I thought of Cody immediately. Cody is the little boy with whom Benjamin became fast friends after meeting in the Infusion Center. Their paths through leukemia are remarkably similar, though Cody is a few months ahead of Benji in treatment, and is now in maintenance. Cody was traumatized by a port access that took multiple attempts. He is now afraid of needles. I remember feeling so grateful upon hearing this that Benjamin did not have such an experience. This morning, as I watched Benjamin process the upcoming heparin push, I wondered if we are all brave until something makes us afraid.
God bless the sweet stealthy nurses. Our morning nurse vibed Benji’s fear and picked the perfect time to push the heparin–ever so slowly, and just as we were in a conversation with Dr. Wishnew and her ARNP Lauren. The process was completed before he even realized what was happening. All that was left was for them to remove the tape and pull out the needle, which is his favorite part. There was no nausea. Benjamin’s fear was overcome. He was proud, and relieved. I feel like a major crisis was averted.
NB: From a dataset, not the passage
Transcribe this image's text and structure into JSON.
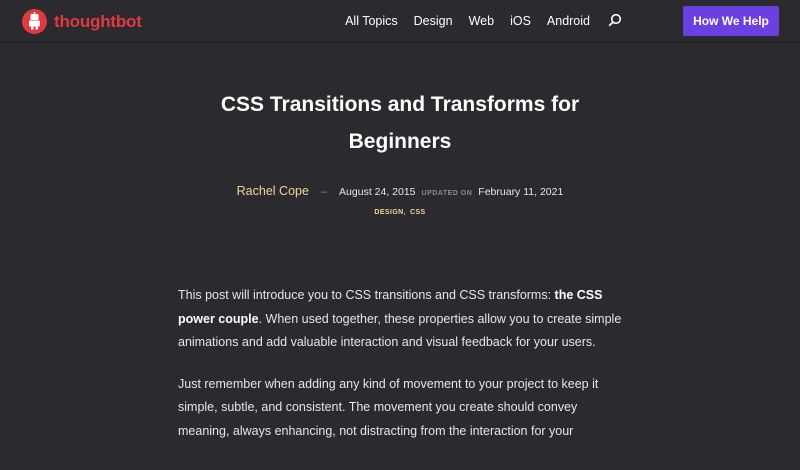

Benji pulled one of the two wagons into the elevator and up onto the fourth floor of the parking garage. We headed south, and arrived in Sarasota just in time to visit Banyan’s classroom for a “Math Magic” activity. Banyan was so kind to Benji, welcoming him into his fold of friends and making sure he had a comfortable place to sit. After the activity was over, we walked to the playground and caught up with Benji’s first grade class during their recess. The first grade teachers and students were so happy to see him, and even more happy to hear that Benji may be in attendance for next week’s year-end festivities. We have such a strong school family.
Now, we are home. We had dinner as a family, and now we are relaxing as a family. The rain is falling in gentle sheets all around our house. There will be no one collecting urine here tonight. No beeps for empty bags of fluid, no vital signs to be taken. Just sweet sleep, and gratitude.